A few types of IP SLA's that are useful in a VoIP deployment:
UDP Jitter - This one goes without saying, as it probably the most common IP SLA that is deployed in a VoIP network. After all keeping track of the jitter within your network could be the first sign of a circuit/WAN/LAN issue or possibly a QoS policy that needs to be looked at.
DHCP - This one is not specific towards the VoIP infrastructure but hear me out. The VoIP phones probably won't be rebooting too often but if the endpoints are not able to receive their proper IP addresses in a timely fashion you will definitely will receive some tickets from the end users. Without an IP address those IP Phones are not really IP Phones are they.
DNS - Like DHCP, this one is not specific for your VoIP infrastructure, but if your IP phones are configured to perform DNS lookups to find their Call Manager or to utilize any specific services. Your VoIP infrastructure is more than likely dependent on DNS, keeping an eye on DNS performance could definitely give you a troubleshooting edge.
Historical IP SLA Information can save you!
Having historical information for IP SLA statistics can be just as useful as the IP SLA tool itself, after all having basic monitoring to prove network availability is one thing. Being able to provide provide performance statistics at the application level is another useful level entirely.
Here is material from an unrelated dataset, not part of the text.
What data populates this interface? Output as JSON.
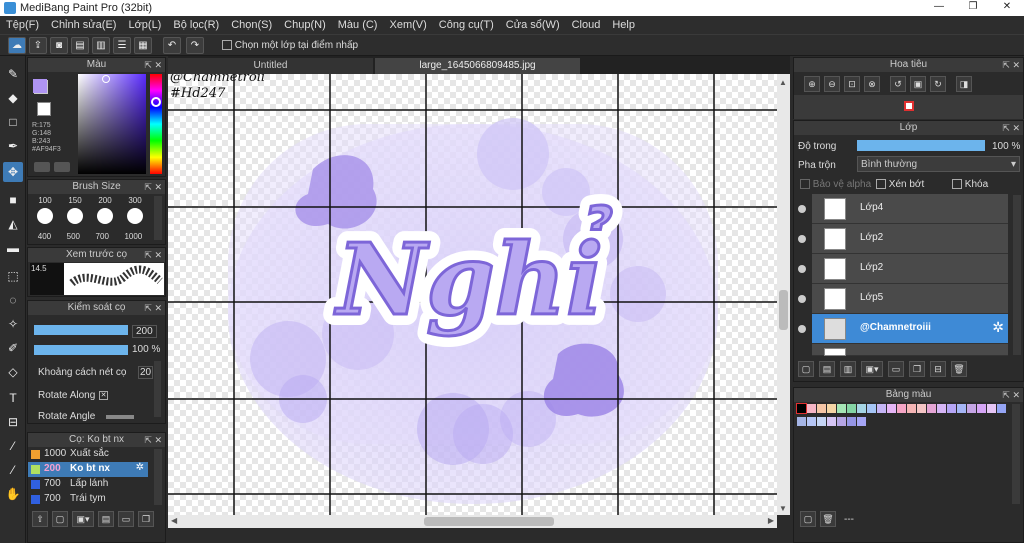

The historical information can also be used to identify and/or track peak usage times within the network, especially if you can see a performance degradation everyday at a specific time.
Yes, you can have too much of a good thing!
IP SLA's can be great for monitoring a network and provide a lot of valuable troubleshooting information, however you will definitely want to keep in mind the amount of SLA traffic you are generating (especially if you are marking all your UDP Jitter operations as EF/DSCP-46) this could generate issues in itself by wasting precious space in your priority queues if you designed your queues pretty lean.
Something else to consider, if you are terminating all your IP SLA's to a single router you may want to keep a close eye on the resource utilization of that router. The IP SLA process doesn't utilize a lot of resources but multiple that by 50 or above & it will definitely be a performance hit, & even possibly throw off the IP SLA statistics/results. In worse cases if the CPU/memory spikes often enough you could start seeing issues in your data plane forwarding.
Like everything else in life it is a matter of finding a good middle ground that provides you the monitoring you need without having any negative effects. So to what extent are you utilizing IP SLA in your network and what operational types are you relying on? Are you even a fan of IP SLA's? (I know I've definitely got some horror stories, but I do also have a lot of good stories)